What about my garbage disposal?

Using a garbage disposal is not an effective substitute for composting. Food that goes down your sink’s disposal begins its journey to a waste-water treatment facility, where it has to be removed from the water, which the IPCC estimates generates 5% of global methane emissions. Additionally, the disposal requires the tap to be running, which wastes water and raises sewer bills in your home.

In conclusion

When hearing about climate change and the potential impacts that hit us right here in our town—storms, flooding, property damage and associated costs—it is easy to quickly feel overwhelmed. Greenhouse gas and resulting global warming is a tremendous problem, and one that is not going away. But, as Marblehead residents, we are fortunate to be able to make a significant difference in preventing some of these dangerous gases from reaching our atmosphere. The solution is to compost, whether by signing up for curbside pickup or by taking your organic waste to the Transfer Station yourself. Either way, you can be confident that you are making a valuable contribution to the future health and viability of our beautiful community of Marblehead, as well as the entire planet.

Sustainable Marblehead is available to help any resident who would like to learn how to take advantage of the compost services in town, from what goes into your compost bin, to what is the best process to use. We believe you will find composting to be easier and less messy than you ever thought, and will quite possibly wonder why you didn’t try it sooner. Please email for more information and visit us at

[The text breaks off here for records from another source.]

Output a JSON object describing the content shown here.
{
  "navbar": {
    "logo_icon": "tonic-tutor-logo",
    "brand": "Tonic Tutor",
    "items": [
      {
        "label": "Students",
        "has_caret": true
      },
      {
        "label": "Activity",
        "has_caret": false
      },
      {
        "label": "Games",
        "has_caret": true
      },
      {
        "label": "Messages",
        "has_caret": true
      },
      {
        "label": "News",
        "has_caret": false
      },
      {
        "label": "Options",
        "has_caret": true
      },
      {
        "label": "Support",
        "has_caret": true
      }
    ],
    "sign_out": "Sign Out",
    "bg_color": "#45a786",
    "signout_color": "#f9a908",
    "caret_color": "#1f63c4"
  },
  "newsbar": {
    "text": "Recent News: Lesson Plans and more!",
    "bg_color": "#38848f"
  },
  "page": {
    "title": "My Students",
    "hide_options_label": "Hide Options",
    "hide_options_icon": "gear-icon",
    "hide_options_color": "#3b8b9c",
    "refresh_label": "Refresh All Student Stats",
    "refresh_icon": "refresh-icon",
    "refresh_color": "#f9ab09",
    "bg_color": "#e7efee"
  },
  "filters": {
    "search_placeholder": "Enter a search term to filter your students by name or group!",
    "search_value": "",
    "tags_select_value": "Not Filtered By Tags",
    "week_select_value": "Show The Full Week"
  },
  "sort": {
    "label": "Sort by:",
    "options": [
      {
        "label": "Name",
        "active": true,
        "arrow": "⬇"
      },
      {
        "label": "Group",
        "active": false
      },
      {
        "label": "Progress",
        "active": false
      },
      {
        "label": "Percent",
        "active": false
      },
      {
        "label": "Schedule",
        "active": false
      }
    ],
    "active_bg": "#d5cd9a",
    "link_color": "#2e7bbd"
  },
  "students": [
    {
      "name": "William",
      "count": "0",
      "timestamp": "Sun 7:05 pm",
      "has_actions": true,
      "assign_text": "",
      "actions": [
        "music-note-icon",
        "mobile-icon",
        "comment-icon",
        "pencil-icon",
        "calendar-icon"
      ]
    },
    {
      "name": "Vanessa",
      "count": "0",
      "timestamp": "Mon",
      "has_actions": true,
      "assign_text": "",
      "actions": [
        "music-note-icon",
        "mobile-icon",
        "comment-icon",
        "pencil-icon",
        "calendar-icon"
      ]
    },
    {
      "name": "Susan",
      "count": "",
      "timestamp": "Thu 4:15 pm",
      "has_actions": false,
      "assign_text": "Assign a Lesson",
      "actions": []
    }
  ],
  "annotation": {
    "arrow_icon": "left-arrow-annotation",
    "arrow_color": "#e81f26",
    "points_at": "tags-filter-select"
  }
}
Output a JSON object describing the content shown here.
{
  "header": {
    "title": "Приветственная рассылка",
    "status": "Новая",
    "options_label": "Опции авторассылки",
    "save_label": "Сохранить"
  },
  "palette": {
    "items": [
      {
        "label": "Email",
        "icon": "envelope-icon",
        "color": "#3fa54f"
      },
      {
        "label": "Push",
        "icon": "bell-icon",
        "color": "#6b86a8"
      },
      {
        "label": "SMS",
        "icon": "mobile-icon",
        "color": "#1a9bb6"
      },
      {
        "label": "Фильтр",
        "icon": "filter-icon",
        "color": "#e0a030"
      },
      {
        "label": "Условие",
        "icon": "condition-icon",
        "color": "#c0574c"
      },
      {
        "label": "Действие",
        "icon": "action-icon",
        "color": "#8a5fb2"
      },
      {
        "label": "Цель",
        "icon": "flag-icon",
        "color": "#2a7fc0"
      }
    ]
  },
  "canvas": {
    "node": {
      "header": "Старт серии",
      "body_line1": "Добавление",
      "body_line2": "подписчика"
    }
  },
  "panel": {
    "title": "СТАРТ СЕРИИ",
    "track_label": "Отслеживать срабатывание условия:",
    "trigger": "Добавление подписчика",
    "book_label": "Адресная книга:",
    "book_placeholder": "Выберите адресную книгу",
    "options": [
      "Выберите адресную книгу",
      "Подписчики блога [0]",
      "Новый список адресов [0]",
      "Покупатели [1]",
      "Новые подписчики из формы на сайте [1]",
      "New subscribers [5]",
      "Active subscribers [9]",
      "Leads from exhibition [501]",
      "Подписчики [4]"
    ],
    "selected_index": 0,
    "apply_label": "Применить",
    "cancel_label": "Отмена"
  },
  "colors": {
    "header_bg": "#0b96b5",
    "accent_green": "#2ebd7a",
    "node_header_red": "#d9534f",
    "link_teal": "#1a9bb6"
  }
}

Note: Thank you to the U.S. Environmental Protection Agency for providing many of the facts and figures referenced in this document. Visit for further research.


Please help keep this Site Going